In fact, the word giggle, along with wriggly, squiffy and boobs are among the funniest words we know according to a new study by Chris Westbury, a psychologist at the University of Alberta. And there’s a big goofy list below of the funniest 200 words in English. Some will make you slaphappy, others will make you upchuck, and one we can’t mention because you may get your knickers in a knot.
Slobbering, puking, blockhead
No, not you. We just wanted to get your attention so we could talk about the purpose of this study.
Westbury, who has an interest in the psychology of humour, wants to understand what it is about certain words that makes us laugh. The capacity to laugh is unique to us and higher primates, but only we have words.
The study is based on three theories of humour. One, called superiority humour, suggests we find humour from making fun of people. “You blockhead Charlie Brown” is an example.
A second theory of humour is incongruity theory, which suggests that less likely things are funnier than likely things. You are not expected to slobber, but when you do, people laugh.
The third theory is juxtaposition theory, and it suggests that people’s actions sometimes make us laugh. Who doesn’t find puking funny?
All three of these theories are reflected in a master list of 200 individual words that make us laugh the most. Don’t worry, we’re getting to them.
Semantic predictors of funny words
One of the conclusions of the study is that there are two ways to predict whether a word will be funny or not: its meaning and its form.

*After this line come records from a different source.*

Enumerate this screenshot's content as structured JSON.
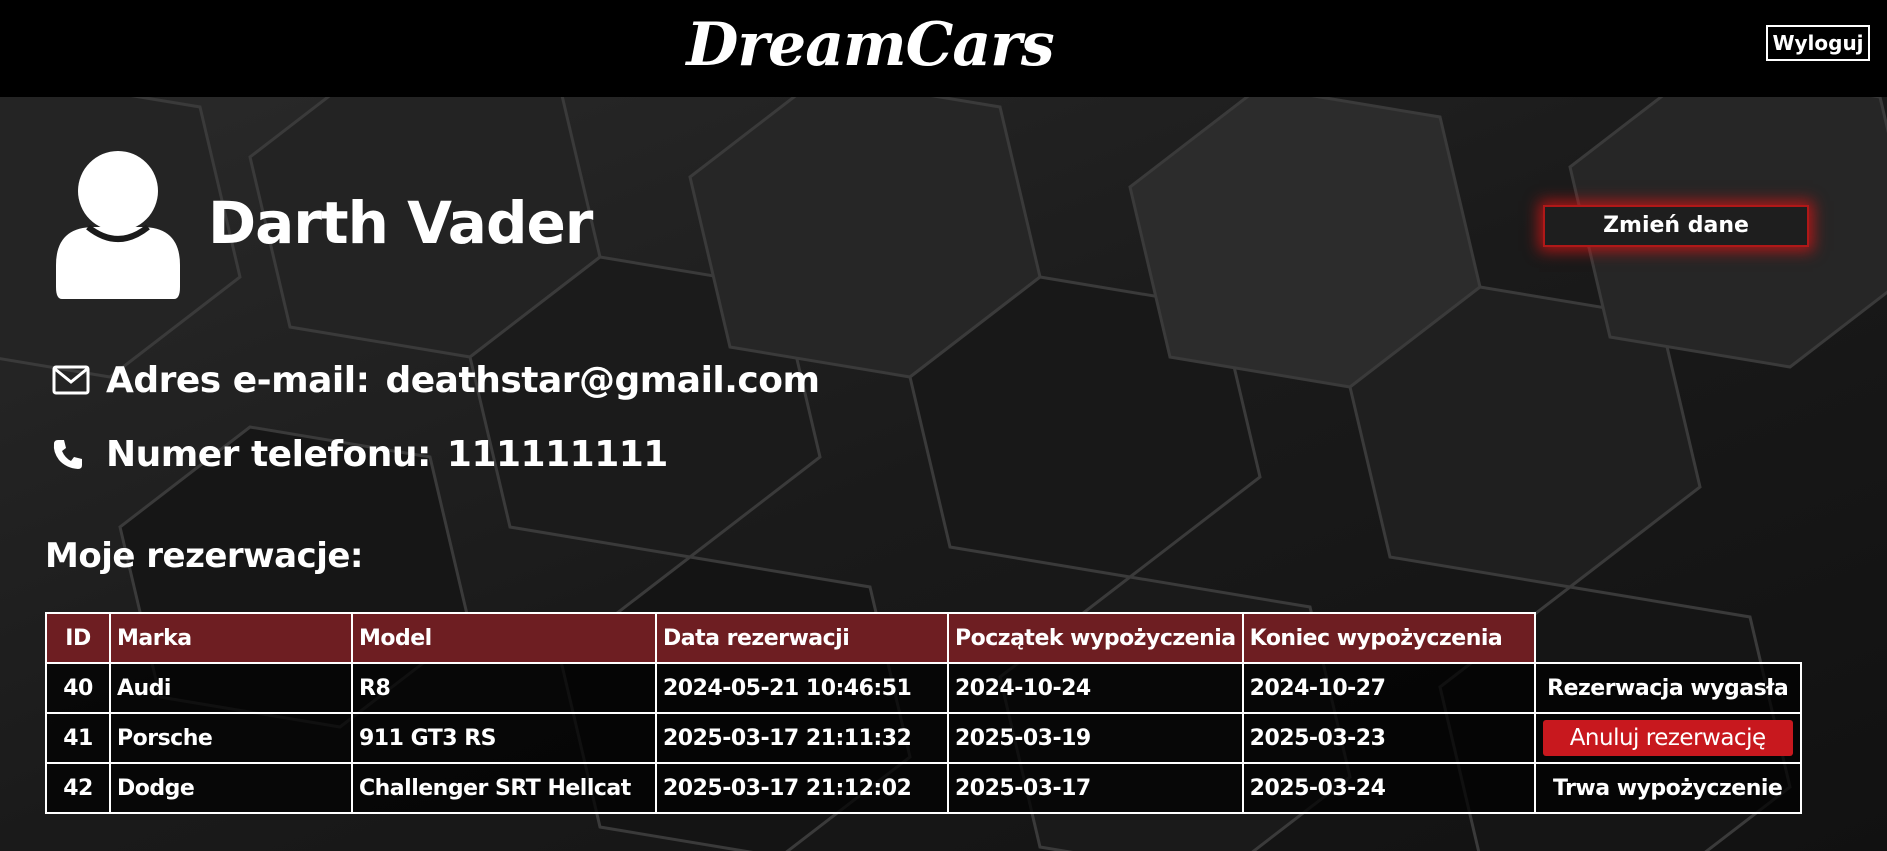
{
  "header": {
    "logo_text": "DreamCars",
    "logout_label": "Wyloguj"
  },
  "profile": {
    "name": "Darth Vader",
    "edit_label": "Zmień dane",
    "avatar_icon": "user-avatar-icon",
    "email_label": "Adres e-mail:",
    "email_value": "deathstar@gmail.com",
    "email_icon": "envelope-icon",
    "phone_label": "Numer telefonu:",
    "phone_value": "111111111",
    "phone_icon": "phone-icon"
  },
  "reservations": {
    "title": "Moje rezerwacje:",
    "columns": [
      "ID",
      "Marka",
      "Model",
      "Data rezerwacji",
      "Początek wypożyczenia",
      "Koniec wypożyczenia"
    ],
    "rows": [
      {
        "id": "40",
        "brand": "Audi",
        "model": "R8",
        "reserved_at": "2024-05-21 10:46:51",
        "start": "2024-10-24",
        "end": "2024-10-27",
        "status": "Rezerwacja wygasła"
      },
      {
        "id": "41",
        "brand": "Porsche",
        "model": "911 GT3 RS",
        "reserved_at": "2025-03-17 21:11:32",
        "start": "2025-03-19",
        "end": "2025-03-23",
        "status": "Anuluj rezerwację"
      },
      {
        "id": "42",
        "brand": "Dodge",
        "model": "Challenger SRT Hellcat",
        "reserved_at": "2025-03-17 21:12:02",
        "start": "2025-03-17",
        "end": "2025-03-24",
        "status": "Trwa wypożyczenie"
      }
    ]
  },
  "colors": {
    "header_bg": "#000000",
    "accent_red": "#c8181e",
    "table_header_bg": "#6e1e22"
  }
}
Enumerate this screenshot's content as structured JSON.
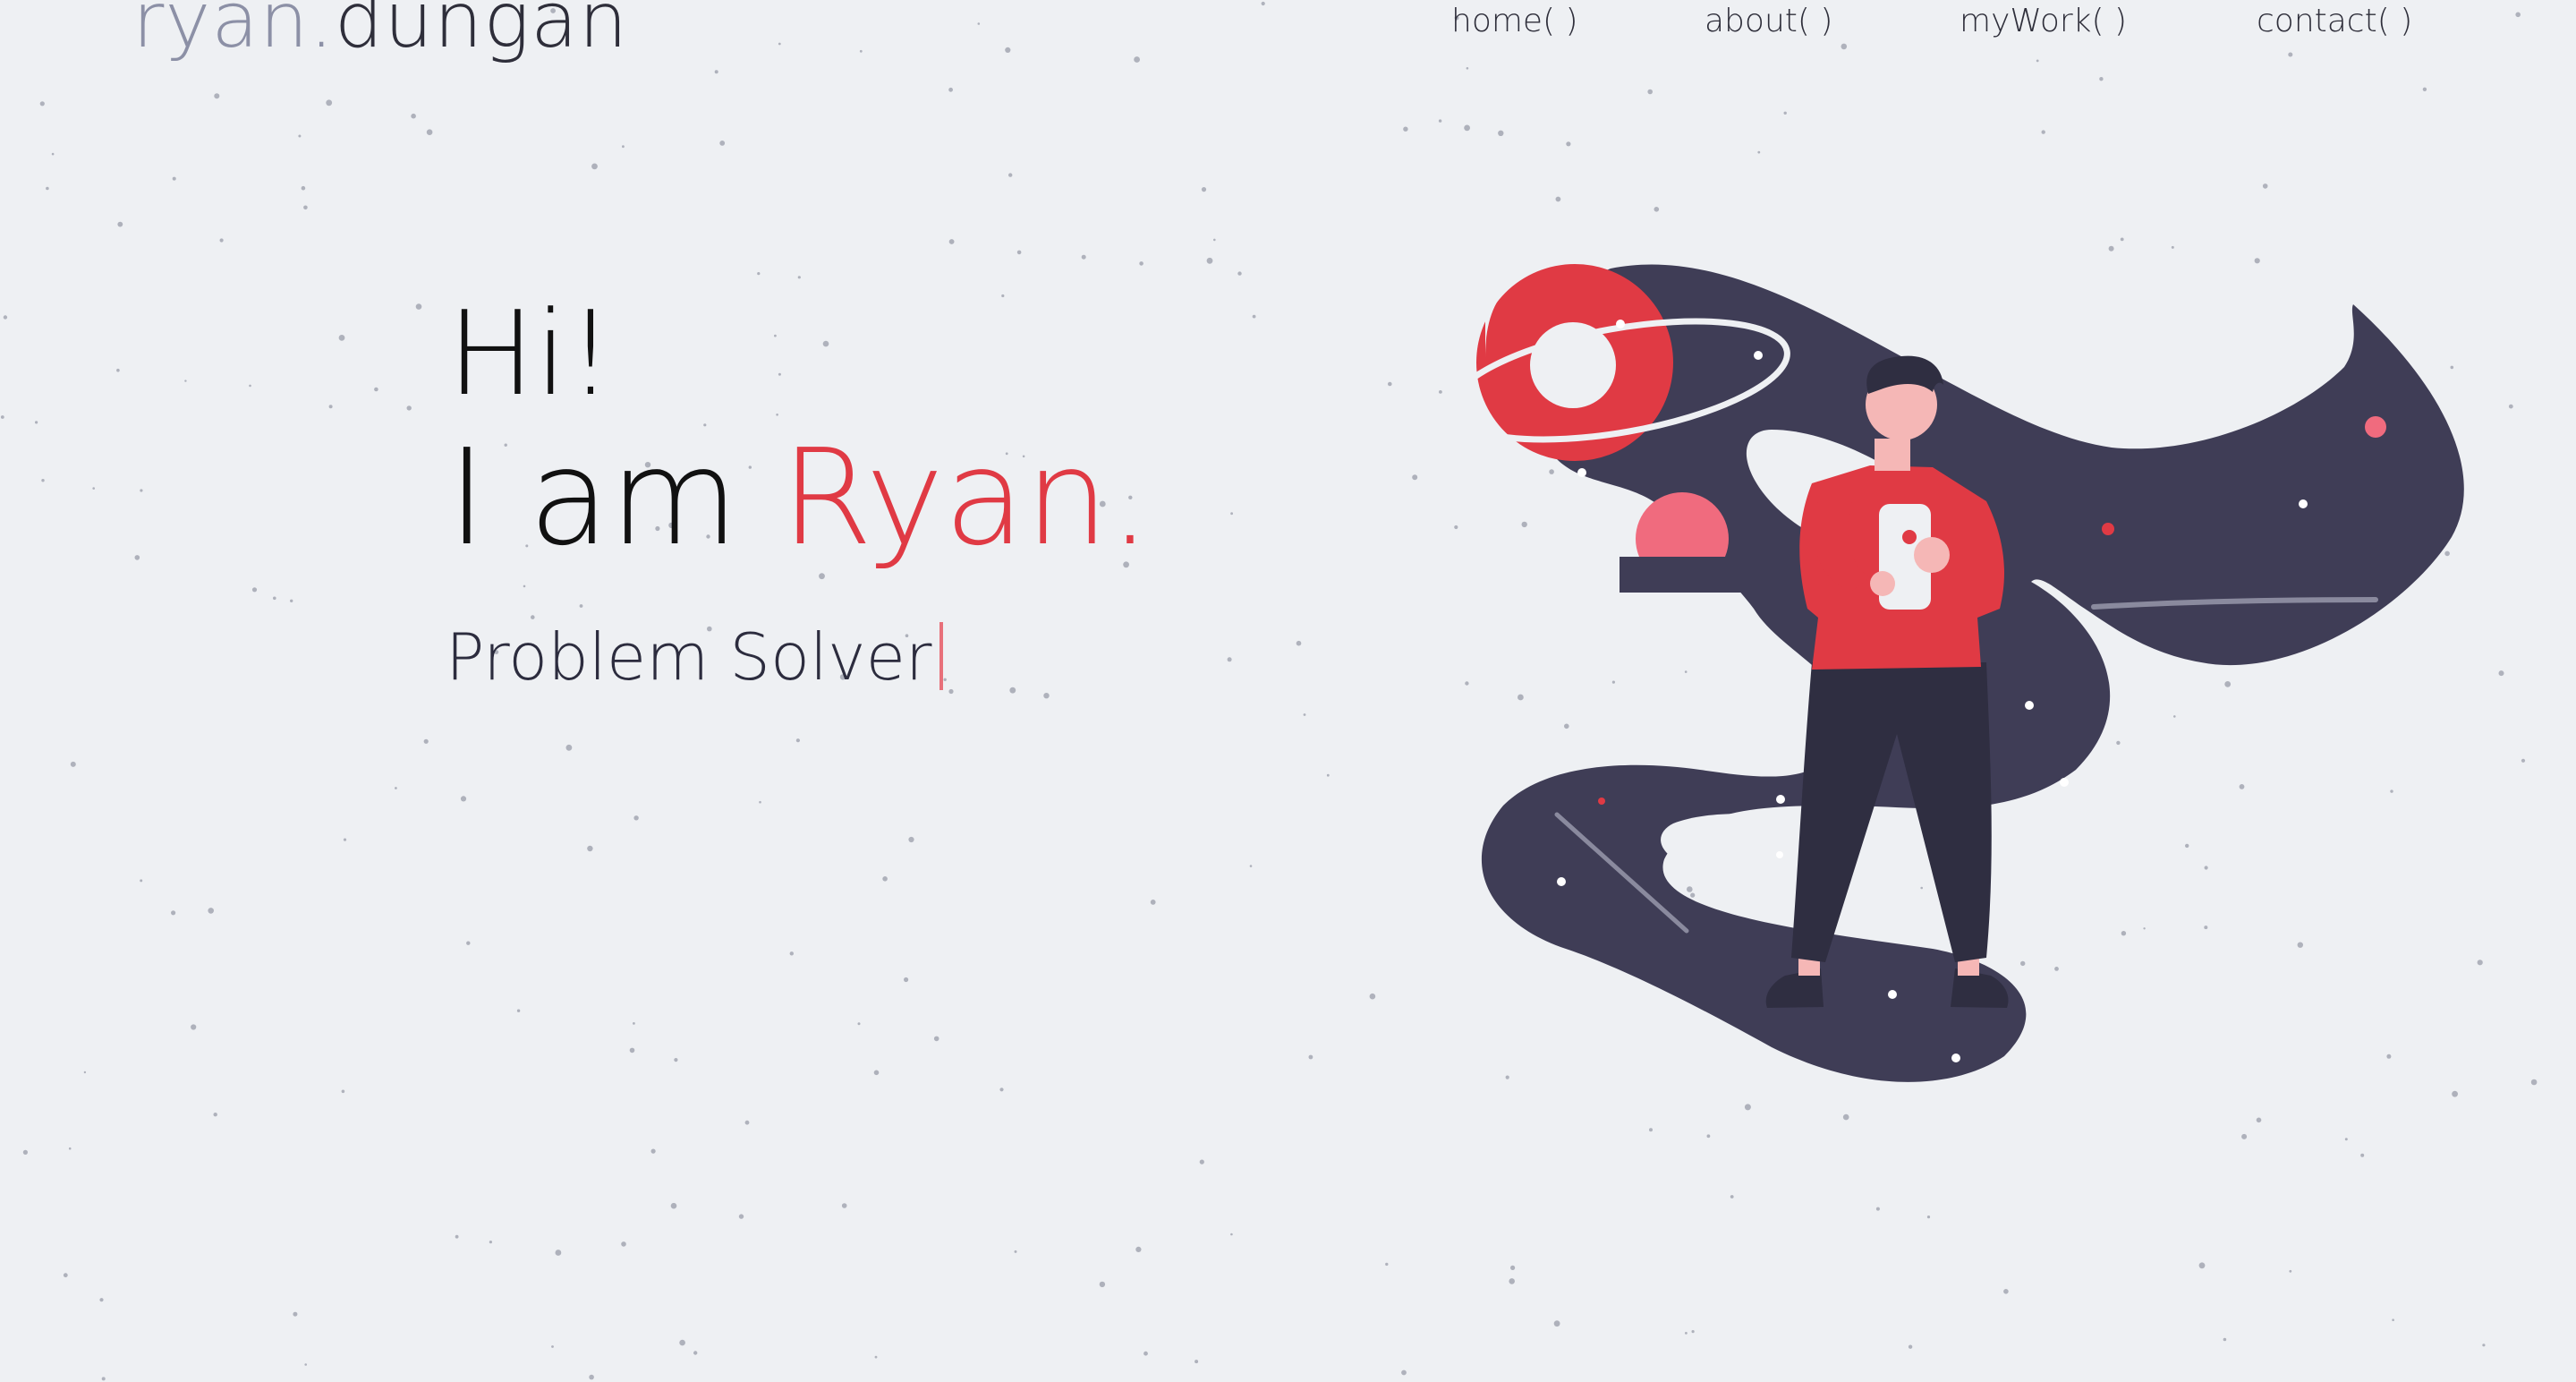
{
  "header": {
    "logo_first": "ryan.",
    "logo_last": "dungan"
  },
  "nav": {
    "items": [
      {
        "label": "home( )"
      },
      {
        "label": "about( )"
      },
      {
        "label": "myWork( )"
      },
      {
        "label": "contact( )"
      }
    ]
  },
  "hero": {
    "greeting": "Hi!",
    "intro_prefix": "I am ",
    "intro_name": "Ryan.",
    "role": "Problem Solver"
  },
  "colors": {
    "background": "#eef0f3",
    "accent": "#e03a44",
    "dark": "#3f3d56",
    "text": "#2e2e3a"
  },
  "icons": {
    "illustration": "person-holding-phone-in-space-illustration"
  }
}
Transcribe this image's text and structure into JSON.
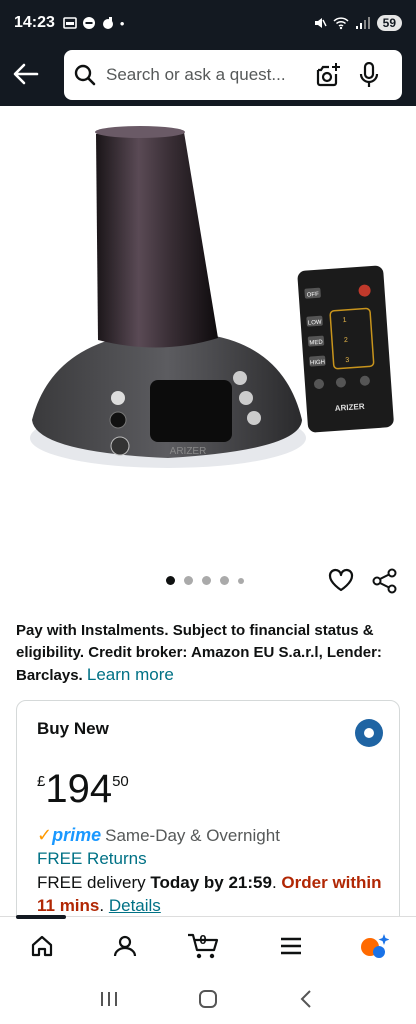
{
  "status_bar": {
    "time": "14:23",
    "battery": "59"
  },
  "search": {
    "placeholder": "Search or ask a quest..."
  },
  "gallery": {
    "total_images": 5,
    "active_index": 0,
    "device_brand_label": "ARIZER",
    "remote_buttons": [
      "OFF",
      "LOW",
      "MED",
      "HIGH",
      "1",
      "2",
      "3"
    ]
  },
  "instalments": {
    "text": "Pay with Instalments. Subject to financial status & eligibility. Credit broker: Amazon EU S.a.r.l, Lender: Barclays.",
    "link": "Learn more"
  },
  "buy_box": {
    "title": "Buy New",
    "price_symbol": "£",
    "price_whole": "194",
    "price_fraction": "50",
    "prime_label": "prime",
    "prime_text": "Same-Day & Overnight",
    "returns": "FREE Returns",
    "delivery_prefix": "FREE delivery",
    "delivery_date": "Today by 21:59",
    "delivery_period": ".",
    "order_text": "Order within 11 mins",
    "details_link": "Details"
  },
  "bottom_nav": {
    "cart_count": "0"
  },
  "colors": {
    "header_bg": "#131921",
    "link": "#007185",
    "urgent": "#b12704",
    "prime": "#1a98ff",
    "radio": "#1f64a3"
  }
}
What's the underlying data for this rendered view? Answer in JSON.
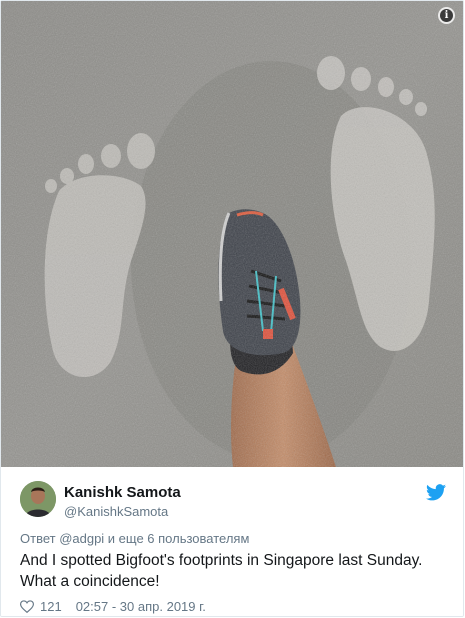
{
  "photo": {
    "subject": "sneaker-on-footprints-photo",
    "info_button": "i"
  },
  "tweet": {
    "author_name": "Kanishk Samota",
    "author_handle": "@KanishkSamota",
    "reply_to": "Ответ @adgpi и еще 6 пользователям",
    "text": "And I spotted Bigfoot's footprints in Singapore last Sunday. What a coincidence!",
    "likes": "121",
    "timestamp": "02:57 - 30 апр. 2019 г.",
    "brand_color": "#1da1f2"
  }
}
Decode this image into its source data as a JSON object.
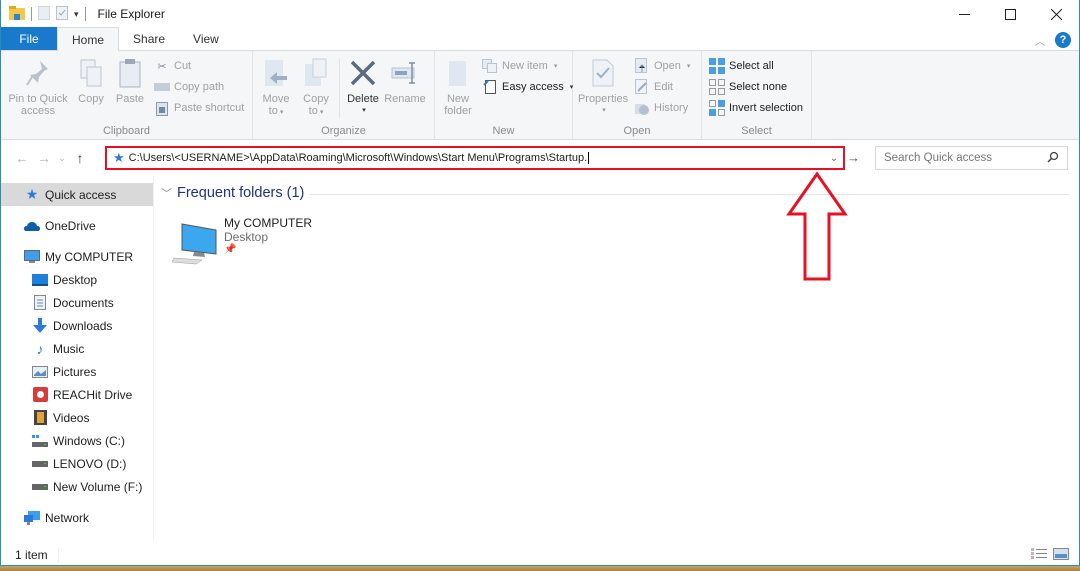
{
  "window": {
    "title": "File Explorer",
    "controls": {
      "minimize": "minimize-icon",
      "maximize": "maximize-icon",
      "close": "close-icon"
    }
  },
  "ribbon": {
    "tabs": [
      {
        "label": "File",
        "active": false
      },
      {
        "label": "Home",
        "active": true
      },
      {
        "label": "Share",
        "active": false
      },
      {
        "label": "View",
        "active": false
      }
    ],
    "groups": {
      "clipboard": {
        "label": "Clipboard",
        "pin": "Pin to Quick access",
        "pin_line1": "Pin to Quick",
        "pin_line2": "access",
        "copy": "Copy",
        "paste": "Paste",
        "cut": "Cut",
        "copy_path": "Copy path",
        "paste_shortcut": "Paste shortcut"
      },
      "organize": {
        "label": "Organize",
        "move_line1": "Move",
        "move_line2": "to",
        "copy_line1": "Copy",
        "copy_line2": "to",
        "delete": "Delete",
        "rename": "Rename"
      },
      "new": {
        "label": "New",
        "new_folder_line1": "New",
        "new_folder_line2": "folder",
        "new_item": "New item",
        "easy_access": "Easy access"
      },
      "open": {
        "label": "Open",
        "properties": "Properties",
        "open": "Open",
        "edit": "Edit",
        "history": "History"
      },
      "select": {
        "label": "Select",
        "select_all": "Select all",
        "select_none": "Select none",
        "invert_selection": "Invert selection"
      }
    }
  },
  "address_bar": {
    "path": "C:\\Users\\<USERNAME>\\AppData\\Roaming\\Microsoft\\Windows\\Start Menu\\Programs\\Startup.",
    "highlight_color": "#e81123"
  },
  "search": {
    "placeholder": "Search Quick access"
  },
  "sidebar": {
    "items": [
      {
        "label": "Quick access",
        "icon": "star-icon",
        "level": 0,
        "selected": true
      },
      {
        "label": "OneDrive",
        "icon": "cloud-icon",
        "level": 0
      },
      {
        "label": "My COMPUTER",
        "icon": "computer-icon",
        "level": 0
      },
      {
        "label": "Desktop",
        "icon": "desktop-icon",
        "level": 1
      },
      {
        "label": "Documents",
        "icon": "documents-icon",
        "level": 1
      },
      {
        "label": "Downloads",
        "icon": "downloads-icon",
        "level": 1
      },
      {
        "label": "Music",
        "icon": "music-icon",
        "level": 1
      },
      {
        "label": "Pictures",
        "icon": "pictures-icon",
        "level": 1
      },
      {
        "label": "REACHit Drive",
        "icon": "reachit-drive-icon",
        "level": 1
      },
      {
        "label": "Videos",
        "icon": "videos-icon",
        "level": 1
      },
      {
        "label": "Windows (C:)",
        "icon": "windows-drive-icon",
        "level": 1
      },
      {
        "label": "LENOVO (D:)",
        "icon": "drive-icon",
        "level": 1
      },
      {
        "label": "New Volume (F:)",
        "icon": "drive-icon",
        "level": 1
      },
      {
        "label": "Network",
        "icon": "network-icon",
        "level": 0
      }
    ]
  },
  "content": {
    "section_title": "Frequent folders (1)",
    "items": [
      {
        "name": "My COMPUTER",
        "location": "Desktop",
        "pinned": true
      }
    ]
  },
  "status": {
    "item_count": "1 item"
  },
  "colors": {
    "accent": "#1979ca",
    "section_header": "#1e3287",
    "annotation": "#e81123"
  }
}
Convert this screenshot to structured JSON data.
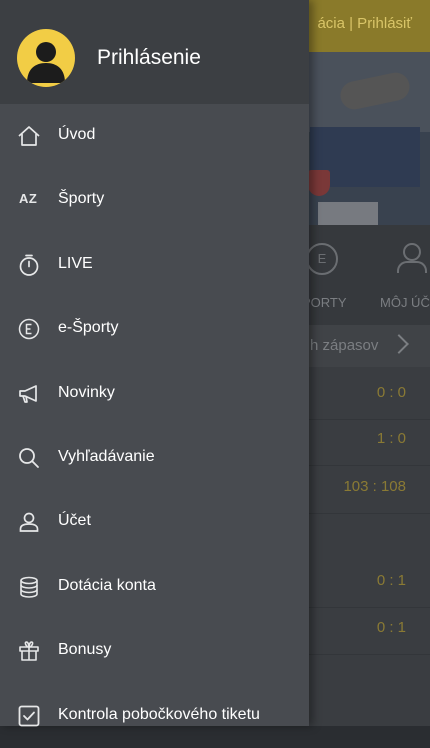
{
  "background": {
    "topbar_text": "ácia | Prihlásiť",
    "nav_labels": [
      "PORTY",
      "MÔJ ÚČ"
    ],
    "nav_icon_letter": "E",
    "filter_text": "h zápasov",
    "scores": [
      "0 : 0",
      "1 : 0",
      "103 : 108",
      "0 : 1",
      "0 : 1"
    ]
  },
  "drawer": {
    "header": {
      "title": "Prihlásenie"
    },
    "menu": [
      {
        "label": "Úvod",
        "icon": "home-icon"
      },
      {
        "label": "Športy",
        "icon": "az-icon",
        "icon_text": "AZ"
      },
      {
        "label": "LIVE",
        "icon": "stopwatch-icon"
      },
      {
        "label": "e-Športy",
        "icon": "esports-icon",
        "icon_text": "E"
      },
      {
        "label": "Novinky",
        "icon": "megaphone-icon"
      },
      {
        "label": "Vyhľadávanie",
        "icon": "search-icon"
      },
      {
        "label": "Účet",
        "icon": "user-icon"
      },
      {
        "label": "Dotácia konta",
        "icon": "coins-icon"
      },
      {
        "label": "Bonusy",
        "icon": "gift-icon"
      },
      {
        "label": "Kontrola pobočkového tiketu",
        "icon": "checkbox-icon"
      }
    ]
  },
  "colors": {
    "drawer_bg": "#484b50",
    "header_bg": "#3c3f43",
    "avatar_bg": "#f2cd45",
    "accent_gold": "#d9c568"
  }
}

Semantic predictors depend on the meaning of a word and the emotions evoked by that word. This measures how closely a word is — either in meaning or emotion — to the particular category is represents. The study found there were six categories of words that typically make us laugh: sex, bodily functions, insults, swear words, partying and animals.
From the sex category, boob and penis are classics. Bodily functions includes burp and snot; insults are words like ninny and buffoon; swear words are bullocks and jackass (among those we care to list); funny partying related words are booze and shindig; and humour in the animal list comes from pooch and critter.
Did we mention there are more in the list of the 200 funniest words at the end of this article? Keep scrolling …
Information predictors of funny words
Dr. Westbury’s second predictor of funny words he calls “information predictors.” These have do do with the structure of a word or its form.
Words with fewer letters that occur less frequently in English were found to be funnier than words with more common letters. Similarly, less common words are funnier than common ones.
Also a few specific letters or sounds sometimes occur more frequently in funny words. For example the letter ‘k’ appears quite often in funny words: puke, fink, oink; as does the ‘oo’ sound, as in boob and poop. The letters ‘le’ at the end of a word is also often worth a giggle — or a wriggle or even a nibble.
The top 200 funny words (yes, finally!)
(Warning: some of these words could be considered mildly offensive)
CBC Quirks & Quarks
Below is a FedEx commercial from the 1980’s starring a speed talking actor.